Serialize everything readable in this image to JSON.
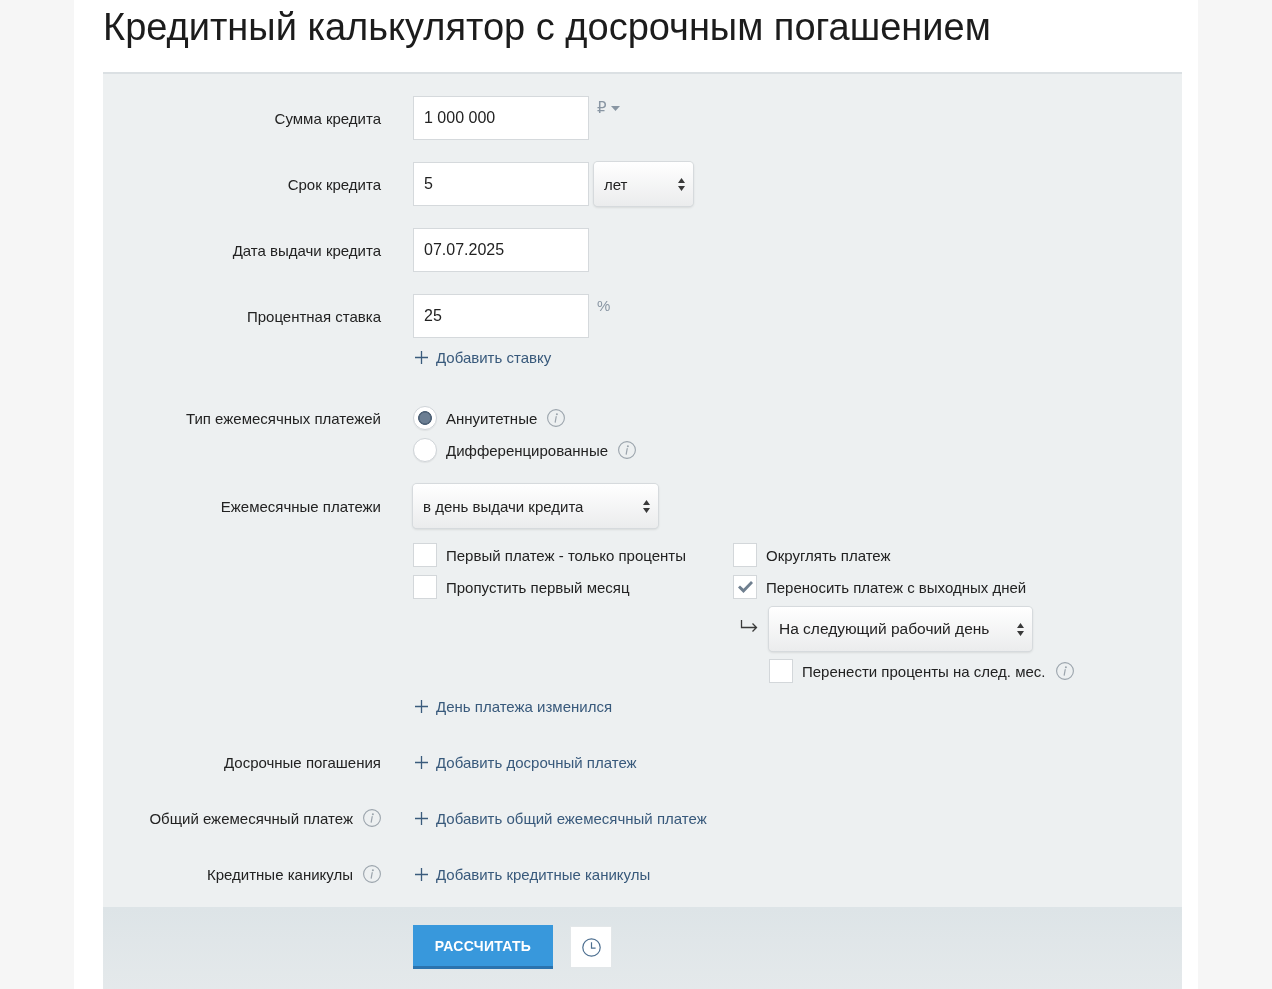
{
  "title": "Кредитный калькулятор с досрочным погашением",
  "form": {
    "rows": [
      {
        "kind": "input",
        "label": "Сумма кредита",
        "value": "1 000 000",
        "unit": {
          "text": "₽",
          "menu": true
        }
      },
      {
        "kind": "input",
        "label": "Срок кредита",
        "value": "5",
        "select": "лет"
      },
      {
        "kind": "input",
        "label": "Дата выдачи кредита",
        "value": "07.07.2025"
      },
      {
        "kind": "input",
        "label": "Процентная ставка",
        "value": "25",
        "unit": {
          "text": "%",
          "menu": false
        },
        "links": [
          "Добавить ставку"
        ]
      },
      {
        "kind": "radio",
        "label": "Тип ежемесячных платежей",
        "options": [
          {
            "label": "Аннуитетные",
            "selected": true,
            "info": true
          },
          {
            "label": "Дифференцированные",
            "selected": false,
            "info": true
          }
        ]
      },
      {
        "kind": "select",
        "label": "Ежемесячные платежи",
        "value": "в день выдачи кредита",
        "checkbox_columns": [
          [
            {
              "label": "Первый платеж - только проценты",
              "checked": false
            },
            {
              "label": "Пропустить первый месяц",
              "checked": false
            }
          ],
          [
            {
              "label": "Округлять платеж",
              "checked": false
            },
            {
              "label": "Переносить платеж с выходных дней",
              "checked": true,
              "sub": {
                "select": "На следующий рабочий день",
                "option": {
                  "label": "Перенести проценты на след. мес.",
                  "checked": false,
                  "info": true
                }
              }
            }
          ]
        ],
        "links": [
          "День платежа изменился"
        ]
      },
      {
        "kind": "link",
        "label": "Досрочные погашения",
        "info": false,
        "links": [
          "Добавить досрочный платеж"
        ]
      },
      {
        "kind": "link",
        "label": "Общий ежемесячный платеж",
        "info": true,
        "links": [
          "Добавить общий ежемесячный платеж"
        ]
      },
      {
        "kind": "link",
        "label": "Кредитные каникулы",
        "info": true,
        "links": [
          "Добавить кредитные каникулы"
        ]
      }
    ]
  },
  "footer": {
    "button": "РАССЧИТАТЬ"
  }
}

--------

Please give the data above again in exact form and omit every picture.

Serialize everything readable in this image to JSON.
{
  "title": "Кредитный калькулятор с досрочным погашением",
  "form": {
    "rows": [
      {
        "kind": "input",
        "label": "Сумма кредита",
        "value": "1 000 000",
        "unit": {
          "text": "₽",
          "menu": true
        }
      },
      {
        "kind": "input",
        "label": "Срок кредита",
        "value": "5",
        "select": "лет"
      },
      {
        "kind": "input",
        "label": "Дата выдачи кредита",
        "value": "07.07.2025"
      },
      {
        "kind": "input",
        "label": "Процентная ставка",
        "value": "25",
        "unit": {
          "text": "%",
          "menu": false
        },
        "links": [
          "Добавить ставку"
        ]
      },
      {
        "kind": "radio",
        "label": "Тип ежемесячных платежей",
        "options": [
          {
            "label": "Аннуитетные",
            "selected": true,
            "info": true
          },
          {
            "label": "Дифференцированные",
            "selected": false,
            "info": true
          }
        ]
      },
      {
        "kind": "select",
        "label": "Ежемесячные платежи",
        "value": "в день выдачи кредита",
        "checkbox_columns": [
          [
            {
              "label": "Первый платеж - только проценты",
              "checked": false
            },
            {
              "label": "Пропустить первый месяц",
              "checked": false
            }
          ],
          [
            {
              "label": "Округлять платеж",
              "checked": false
            },
            {
              "label": "Переносить платеж с выходных дней",
              "checked": true,
              "sub": {
                "select": "На следующий рабочий день",
                "option": {
                  "label": "Перенести проценты на след. мес.",
                  "checked": false,
                  "info": true
                }
              }
            }
          ]
        ],
        "links": [
          "День платежа изменился"
        ]
      },
      {
        "kind": "link",
        "label": "Досрочные погашения",
        "info": false,
        "links": [
          "Добавить досрочный платеж"
        ]
      },
      {
        "kind": "link",
        "label": "Общий ежемесячный платеж",
        "info": true,
        "links": [
          "Добавить общий ежемесячный платеж"
        ]
      },
      {
        "kind": "link",
        "label": "Кредитные каникулы",
        "info": true,
        "links": [
          "Добавить кредитные каникулы"
        ]
      }
    ]
  },
  "footer": {
    "button": "РАССЧИТАТЬ"
  }
}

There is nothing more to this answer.